So, you have a business idea, founders, and now you are looking at bringing more people on board. How do you share the fruits of your labor with them?
The first thing to recognize, is that the tools available to us are varied and flexible. As usual, the more options you have the more difficult it is to determine what to do. I am going to limit the discussion on tools available, and instead address the broader concerns people have when they are structuring,, creating, and sharing business value. First, here are some of the ancillary considerations you should be keeping in mind:
- Control of the business,
- Succession management for the business,
- Protection of your assets from creditors or seizure from third parties,
- Impact on your estate, and
Each of these could be a 2000-word treatise just to touch on the broad considerations, but it is enough for now to simply point out that the distribution of business value has a direct impact on, and is itself impacted by, the above five matters.
Value of a Business
I believe it is important to get a common understanding on the “value of a business”. Many assume that a business value is a single thing: if you own 10% of a business, then you own 10% of the value. While that can be true, business value is composed of four separate elements:

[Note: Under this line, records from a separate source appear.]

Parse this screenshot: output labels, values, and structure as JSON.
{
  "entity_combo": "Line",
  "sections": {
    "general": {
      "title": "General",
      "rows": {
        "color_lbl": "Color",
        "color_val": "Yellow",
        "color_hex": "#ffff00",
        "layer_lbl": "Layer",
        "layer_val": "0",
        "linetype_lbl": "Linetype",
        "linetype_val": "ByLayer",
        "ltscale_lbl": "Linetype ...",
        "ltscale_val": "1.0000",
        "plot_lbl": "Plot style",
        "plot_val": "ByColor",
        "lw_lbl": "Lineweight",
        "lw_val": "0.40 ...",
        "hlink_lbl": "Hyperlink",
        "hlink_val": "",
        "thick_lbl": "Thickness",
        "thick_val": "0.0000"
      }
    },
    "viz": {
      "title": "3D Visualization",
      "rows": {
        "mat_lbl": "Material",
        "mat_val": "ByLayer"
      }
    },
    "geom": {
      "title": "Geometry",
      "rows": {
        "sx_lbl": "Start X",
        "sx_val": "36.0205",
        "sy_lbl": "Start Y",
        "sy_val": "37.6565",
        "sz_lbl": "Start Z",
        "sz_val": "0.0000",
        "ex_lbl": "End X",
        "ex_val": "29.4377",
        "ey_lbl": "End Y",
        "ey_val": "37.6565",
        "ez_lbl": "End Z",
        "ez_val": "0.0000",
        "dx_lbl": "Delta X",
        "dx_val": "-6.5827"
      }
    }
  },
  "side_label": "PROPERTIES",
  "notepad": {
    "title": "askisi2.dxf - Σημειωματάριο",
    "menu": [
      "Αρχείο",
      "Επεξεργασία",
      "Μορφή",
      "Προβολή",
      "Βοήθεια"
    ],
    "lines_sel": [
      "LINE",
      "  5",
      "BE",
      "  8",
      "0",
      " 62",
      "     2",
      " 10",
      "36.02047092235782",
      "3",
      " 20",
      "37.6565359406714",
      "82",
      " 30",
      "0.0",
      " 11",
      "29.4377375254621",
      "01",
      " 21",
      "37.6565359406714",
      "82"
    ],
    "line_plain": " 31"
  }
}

- The share of profits of the business,
- The share of assets of the business distributed on its winding up,
- The share of the proceeds on the sale of the business, and
- The control you have on the operation of the business.
We can separate out and structure the corporation, its shares, and the agreements between the corporation and the shareholders such that we can deal with the four difference elements of business value separately and differently. For example, we can create a situation where someone has no control of the business but receives all profits from it; while another entity has full control of the business, receives no profits from the business, but would receive all proceeds on the sale of the business. It is exactly this flexibility that makes corporate structures so useful, but also can lead to challenges.
Compensation: Time vs. Capital
We can use corporate and contractual tools to separate out the four elements of business value, but to what end? Before we can address that, we should further clarify the common drivers of sharing business value: time and capital investment in the business. But that too is over-simplified, because there are really six different elements to consider for most sharing of business value:
- Past investment of time in the business
- Past investment of capital in the business
- Current investment of time in the business
- Current investment of capital in the business
- Future investment of time in the business
- Future investment of capital in the business
While this appears trite, when you are sharing business value, it is important to not just recognize what you are apportioning value for but also to ask whether there are better ways to apportion the value based on what you are compensating for. For example, awarding a new employee profit share now and forever on the basis of what they might do for you tomorrow and a year from now looks like absolute nonsense when framed in that way. Yet many companies will turn over a significant percentage of the company to a new employee based on what they are expected to do. Instead, we can look to one of the tools in our “legal toolbox” and create an option agreement, where the new employee is provided the right to acquire a percentage of the company’s shares (which for simplicity’s sake we can consider as correlating to a share of the profits, control, proceeds on sale and assets on winding up).
All of this provides context for what I, as a lawyer, need to have in hand to provide options on how to structure the company now, and in the future. I can even further break this down to assist both in my framing of options as well as framing the discussion between business founders:
- In consideration of Founder 1’s current and past investment of time and capital in the business; Founder 1 will receive
o A1% of the profits of the business
o A2% of the assets of the business on its winding up
o A3% of the proceeds on the sale of the business; and
o A4% of the control of the business
- In consideration of Founder 2’s current and past investment of time and capital in the business, Founder 2 will receive
o B1% of the profits of the business
o B2% of the assets of the business on its winding up
o B3% of the proceeds on the sale of the business; and
o B4% of the control of the business
- In consideration of Founder 1’s planned future investment of time and capital in the business; Founder 1 will receive
o C1% of the future profits of the business
o C2% of the future assets of the business on its winding up
o C3% of the future proceeds on the sale of the business; and
o C4% of the future control of the business
- In consideration of Founder 2’s planned future investment of time and capital in the business, Founder 2 will receive
o D1% of the future profits of the business
o D2% of the future assets of the business on its winding up
o D3% of the future proceeds on the sale of the business; and
o D4% of the future control of the business
- A1+ B1=100%
- A2+ B2=100%
- A3+ B3=100%
- A4+ B4=100%
While there are many ways in which these sharing arrangements can be accomplished, we will be looking to the operational, family, tax and risk circumstances of the business and the founders (and sometimes even the families of the founders) to determine the right legal, contractual, and corporate structures for them. It is often the most efficient spending of time to explain to your counsel what you hope to achieve, and then allow your lawyer, often in consultation with your accounting, estate and tax advisors; to determine the best path forward.